→ **What the exercise asks**: In the following material, identify every line holding the string "this" and return it.
Input data section start
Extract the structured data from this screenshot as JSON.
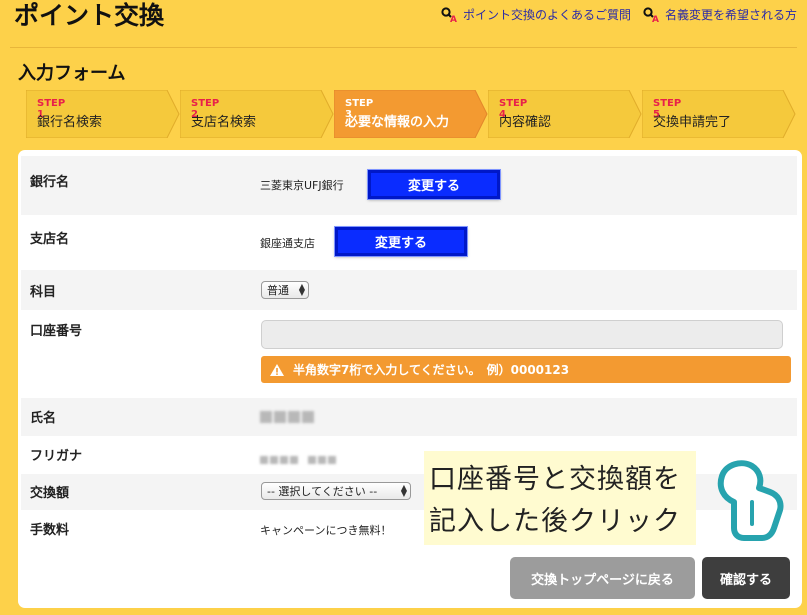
{
  "header": {
    "title": "ポイント交換",
    "links": [
      {
        "label": "ポイント交換のよくあるご質問",
        "icon": "key-search-icon"
      },
      {
        "label": "名義変更を希望される方",
        "icon": "key-search-icon"
      }
    ]
  },
  "form": {
    "title": "入力フォーム",
    "steps": [
      {
        "num": "STEP 1",
        "label": "銀行名検索",
        "active": false
      },
      {
        "num": "STEP 2",
        "label": "支店名検索",
        "active": false
      },
      {
        "num": "STEP 3",
        "label": "必要な情報の入力",
        "active": true
      },
      {
        "num": "STEP 4",
        "label": "内容確認",
        "active": false
      },
      {
        "num": "STEP 5",
        "label": "交換申請完了",
        "active": false
      }
    ],
    "rows": {
      "bank": {
        "label": "銀行名",
        "value": "三菱東京UFJ銀行",
        "button": "変更する"
      },
      "branch": {
        "label": "支店名",
        "value": "銀座通支店",
        "button": "変更する"
      },
      "account_type": {
        "label": "科目",
        "selected": "普通"
      },
      "account_number": {
        "label": "口座番号",
        "value": "",
        "warning": "半角数字7桁で入力してください。　例）0000123"
      },
      "name": {
        "label": "氏名"
      },
      "kana": {
        "label": "フリガナ"
      },
      "amount": {
        "label": "交換額",
        "selected": "-- 選択してください --"
      },
      "fee": {
        "label": "手数料",
        "value": "キャンペーンにつき無料！"
      }
    }
  },
  "annotation": {
    "line1": "口座番号と交換額を",
    "line2": "記入した後クリック",
    "icon": "pointing-hand-icon"
  },
  "buttons": {
    "back": "交換トップページに戻る",
    "confirm": "確認する"
  },
  "colors": {
    "background": "#fdd14a",
    "active_step": "#f39a31",
    "step": "#f5c93c",
    "primary_button": "#0a2cff",
    "warning": "#f39a31"
  }
}
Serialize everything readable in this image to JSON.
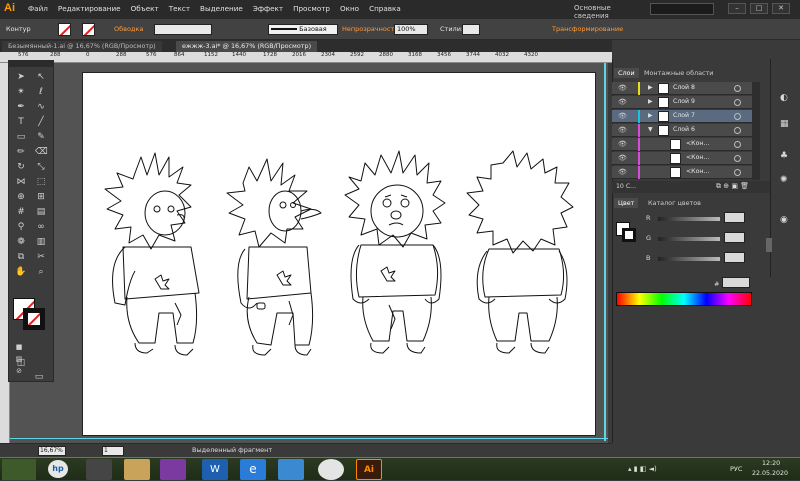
{
  "app": {
    "logo": "Ai",
    "menu": [
      "Файл",
      "Редактирование",
      "Объект",
      "Текст",
      "Выделение",
      "Эффект",
      "Просмотр",
      "Окно",
      "Справка"
    ],
    "workspace": "Основные сведения"
  },
  "control_bar": {
    "mode_label": "Контур",
    "stroke_label": "Обводка",
    "stroke_style": "Базовая",
    "opacity_label": "Непрозрачность:",
    "opacity_value": "100%",
    "styles_label": "Стили:",
    "transform_label": "Трансформирование"
  },
  "doc_tabs": [
    {
      "label": "Безымянный-1.ai @ 16,67% (RGB/Просмотр)",
      "active": false
    },
    {
      "label": "ежжж-3.ai* @ 16,67% (RGB/Просмотр)",
      "active": true
    }
  ],
  "ruler_ticks": [
    "576",
    "288",
    "0",
    "288",
    "576",
    "864",
    "1152",
    "1440",
    "1728",
    "2016",
    "2304",
    "2592",
    "2880",
    "3168",
    "3456",
    "3744",
    "4032",
    "4320"
  ],
  "status": {
    "zoom": "16,67%",
    "page": "1",
    "message": "Выделенный фрагмент"
  },
  "layers_panel": {
    "tabs": [
      "Слои",
      "Монтажные области"
    ],
    "rows": [
      {
        "name": "Слой 8",
        "color": "#e8e01a",
        "expanded": false
      },
      {
        "name": "Слой 9",
        "color": "#2b2b2b",
        "expanded": false
      },
      {
        "name": "Слой 7",
        "color": "#19c4d6",
        "expanded": false
      },
      {
        "name": "Слой 6",
        "color": "#d94bd9",
        "expanded": true
      },
      {
        "name": "<Кон...",
        "color": "#d94bd9",
        "expanded": false
      },
      {
        "name": "<Кон...",
        "color": "#d94bd9",
        "expanded": false
      },
      {
        "name": "<Кон...",
        "color": "#d94bd9",
        "expanded": false
      }
    ],
    "footer": "10 С..."
  },
  "color_panel": {
    "tabs": [
      "Цвет",
      "Каталог цветов"
    ],
    "channels": [
      "R",
      "G",
      "B"
    ],
    "hex_label": "#"
  },
  "taskbar": {
    "lang": "РУС",
    "time": "12:20",
    "date": "22.05.2020"
  }
}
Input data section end
→ **Task solution**:
Extract the structured data from this screenshot as JSON.
Serialize everything readable in this image to JSON.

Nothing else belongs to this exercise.